▶ WHAT IS NEEDED
Please restate the records below verbatim, omitting every image they hold.

(Beginning of DATA)

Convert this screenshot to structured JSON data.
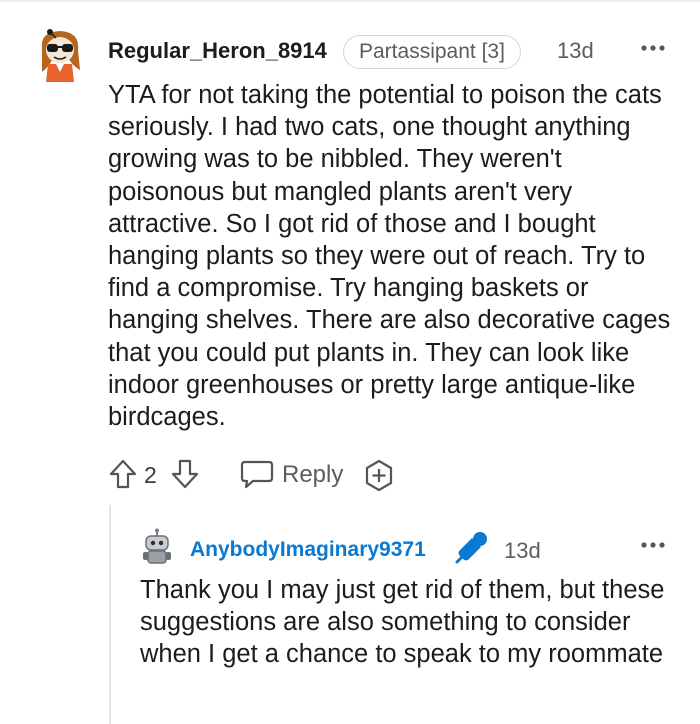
{
  "comment": {
    "author": "Regular_Heron_8914",
    "flair": "Partassipant [3]",
    "time": "13d",
    "avatar": "snoo-avatar-orange-hair-sunglasses",
    "body": "YTA for not taking the potential to poison the cats seriously. I had two cats, one thought anything growing was to be nibbled. They weren't poisonous but mangled plants aren't very attractive. So I got rid of those and I bought hanging plants so they were out of reach. Try to find a compromise. Try hanging baskets or hanging shelves. There are also decorative cages that you could put plants in. They can look like indoor greenhouses or pretty large antique-like birdcages.",
    "score": "2",
    "reply_label": "Reply",
    "icons": {
      "more": "more-options-icon",
      "upvote": "upvote-arrow-icon",
      "downvote": "downvote-arrow-icon",
      "reply": "speech-bubble-icon",
      "award": "award-plus-icon"
    }
  },
  "reply": {
    "author": "AnybodyImaginary9371",
    "author_badge": "microphone-op-icon",
    "time": "13d",
    "avatar": "snoo-avatar-robot",
    "body": "Thank you I may just get rid of them, but these suggestions are also something to consider when I get a chance to speak to my roommate"
  },
  "colors": {
    "author_reply": "#0a79d1",
    "text": "#1c1c1c",
    "meta": "#5c5c5c",
    "thread_line": "#e4e6e8"
  }
}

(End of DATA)

▶ ANSWER
Convert this screenshot to structured JSON data.
{
  "comment": {
    "author": "Regular_Heron_8914",
    "flair": "Partassipant [3]",
    "time": "13d",
    "avatar": "snoo-avatar-orange-hair-sunglasses",
    "body": "YTA for not taking the potential to poison the cats seriously. I had two cats, one thought anything growing was to be nibbled. They weren't poisonous but mangled plants aren't very attractive. So I got rid of those and I bought hanging plants so they were out of reach. Try to find a compromise. Try hanging baskets or hanging shelves. There are also decorative cages that you could put plants in. They can look like indoor greenhouses or pretty large antique-like birdcages.",
    "score": "2",
    "reply_label": "Reply",
    "icons": {
      "more": "more-options-icon",
      "upvote": "upvote-arrow-icon",
      "downvote": "downvote-arrow-icon",
      "reply": "speech-bubble-icon",
      "award": "award-plus-icon"
    }
  },
  "reply": {
    "author": "AnybodyImaginary9371",
    "author_badge": "microphone-op-icon",
    "time": "13d",
    "avatar": "snoo-avatar-robot",
    "body": "Thank you I may just get rid of them, but these suggestions are also something to consider when I get a chance to speak to my roommate"
  },
  "colors": {
    "author_reply": "#0a79d1",
    "text": "#1c1c1c",
    "meta": "#5c5c5c",
    "thread_line": "#e4e6e8"
  }
}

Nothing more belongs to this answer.